- [Directions for this task]: Copy out every line holding the string "author" from the records below.
==== Task input
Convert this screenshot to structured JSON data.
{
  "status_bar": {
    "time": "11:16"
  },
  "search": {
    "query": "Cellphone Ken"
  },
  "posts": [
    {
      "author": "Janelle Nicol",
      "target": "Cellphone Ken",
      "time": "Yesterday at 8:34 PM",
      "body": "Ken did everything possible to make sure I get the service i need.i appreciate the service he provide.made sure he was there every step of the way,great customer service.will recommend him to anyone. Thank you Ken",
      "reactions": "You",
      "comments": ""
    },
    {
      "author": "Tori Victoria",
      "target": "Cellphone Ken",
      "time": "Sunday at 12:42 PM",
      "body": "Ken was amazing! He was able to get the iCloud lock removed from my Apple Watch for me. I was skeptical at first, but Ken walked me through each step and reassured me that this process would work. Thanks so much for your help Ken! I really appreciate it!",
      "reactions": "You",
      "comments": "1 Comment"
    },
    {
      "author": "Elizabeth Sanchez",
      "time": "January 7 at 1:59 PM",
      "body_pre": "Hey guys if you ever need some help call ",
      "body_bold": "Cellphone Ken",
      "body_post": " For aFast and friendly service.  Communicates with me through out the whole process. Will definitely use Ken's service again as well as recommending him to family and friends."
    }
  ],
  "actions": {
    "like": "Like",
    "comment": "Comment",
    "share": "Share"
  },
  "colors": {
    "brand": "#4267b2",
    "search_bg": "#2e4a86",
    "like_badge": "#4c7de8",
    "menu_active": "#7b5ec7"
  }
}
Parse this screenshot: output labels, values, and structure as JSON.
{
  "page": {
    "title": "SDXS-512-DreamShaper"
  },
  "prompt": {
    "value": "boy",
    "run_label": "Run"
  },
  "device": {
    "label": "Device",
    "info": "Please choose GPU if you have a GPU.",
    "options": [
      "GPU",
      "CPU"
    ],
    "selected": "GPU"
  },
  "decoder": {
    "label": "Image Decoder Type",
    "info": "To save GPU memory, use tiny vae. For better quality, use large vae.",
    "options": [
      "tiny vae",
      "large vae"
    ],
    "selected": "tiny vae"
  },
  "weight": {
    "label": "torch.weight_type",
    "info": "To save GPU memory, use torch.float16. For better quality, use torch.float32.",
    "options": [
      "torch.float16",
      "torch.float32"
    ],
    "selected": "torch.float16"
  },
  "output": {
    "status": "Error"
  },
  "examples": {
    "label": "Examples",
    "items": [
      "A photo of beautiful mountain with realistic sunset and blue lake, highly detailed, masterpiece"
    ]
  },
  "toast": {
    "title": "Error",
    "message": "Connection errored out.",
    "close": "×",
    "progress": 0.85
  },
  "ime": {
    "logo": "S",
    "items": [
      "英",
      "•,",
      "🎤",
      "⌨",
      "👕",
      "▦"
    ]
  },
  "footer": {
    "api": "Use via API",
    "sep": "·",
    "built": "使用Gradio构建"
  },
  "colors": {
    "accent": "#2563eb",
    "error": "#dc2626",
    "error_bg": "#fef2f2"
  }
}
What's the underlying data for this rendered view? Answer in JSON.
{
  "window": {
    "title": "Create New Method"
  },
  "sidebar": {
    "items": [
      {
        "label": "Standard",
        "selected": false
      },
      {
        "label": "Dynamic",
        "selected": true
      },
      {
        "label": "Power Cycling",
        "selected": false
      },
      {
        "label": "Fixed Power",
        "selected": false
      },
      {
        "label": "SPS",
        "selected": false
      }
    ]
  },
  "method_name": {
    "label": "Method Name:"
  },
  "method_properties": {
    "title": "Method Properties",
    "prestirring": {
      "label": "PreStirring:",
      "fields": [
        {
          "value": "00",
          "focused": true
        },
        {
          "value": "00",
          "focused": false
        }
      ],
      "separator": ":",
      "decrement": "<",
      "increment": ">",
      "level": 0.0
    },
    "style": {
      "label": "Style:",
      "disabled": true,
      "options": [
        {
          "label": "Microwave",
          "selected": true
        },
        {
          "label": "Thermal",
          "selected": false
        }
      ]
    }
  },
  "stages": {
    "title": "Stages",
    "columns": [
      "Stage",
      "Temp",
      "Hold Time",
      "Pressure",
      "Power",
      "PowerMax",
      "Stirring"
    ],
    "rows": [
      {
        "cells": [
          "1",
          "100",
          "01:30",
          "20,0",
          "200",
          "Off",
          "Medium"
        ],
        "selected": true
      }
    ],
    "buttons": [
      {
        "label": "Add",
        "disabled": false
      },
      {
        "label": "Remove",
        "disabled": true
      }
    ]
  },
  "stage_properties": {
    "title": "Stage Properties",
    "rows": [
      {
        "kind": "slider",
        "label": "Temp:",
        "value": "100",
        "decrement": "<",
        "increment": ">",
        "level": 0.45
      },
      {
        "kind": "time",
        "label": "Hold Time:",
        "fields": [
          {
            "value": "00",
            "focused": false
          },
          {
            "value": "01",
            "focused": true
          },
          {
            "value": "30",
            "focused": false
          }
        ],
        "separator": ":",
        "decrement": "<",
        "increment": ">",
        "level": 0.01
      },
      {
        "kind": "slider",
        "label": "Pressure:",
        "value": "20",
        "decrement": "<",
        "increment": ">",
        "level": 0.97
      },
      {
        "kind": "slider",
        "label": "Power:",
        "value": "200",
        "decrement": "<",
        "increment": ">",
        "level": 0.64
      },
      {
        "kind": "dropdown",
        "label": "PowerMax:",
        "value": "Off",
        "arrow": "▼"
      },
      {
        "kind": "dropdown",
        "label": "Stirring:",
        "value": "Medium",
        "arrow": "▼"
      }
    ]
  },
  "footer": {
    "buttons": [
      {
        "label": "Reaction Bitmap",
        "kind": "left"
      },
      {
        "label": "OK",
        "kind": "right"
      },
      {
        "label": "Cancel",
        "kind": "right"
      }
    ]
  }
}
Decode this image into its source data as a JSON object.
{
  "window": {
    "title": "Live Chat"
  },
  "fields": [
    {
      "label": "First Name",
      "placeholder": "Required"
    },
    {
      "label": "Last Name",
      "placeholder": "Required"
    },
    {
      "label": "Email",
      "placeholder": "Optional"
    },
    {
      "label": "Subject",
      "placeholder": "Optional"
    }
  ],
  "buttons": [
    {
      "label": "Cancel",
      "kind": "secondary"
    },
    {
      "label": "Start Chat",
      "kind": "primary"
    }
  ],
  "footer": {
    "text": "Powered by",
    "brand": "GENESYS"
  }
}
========
- [Reply to the task]:
      "author": "Janelle Nicol",
      "author": "Tori Victoria",
      "author": "Elizabeth Sanchez",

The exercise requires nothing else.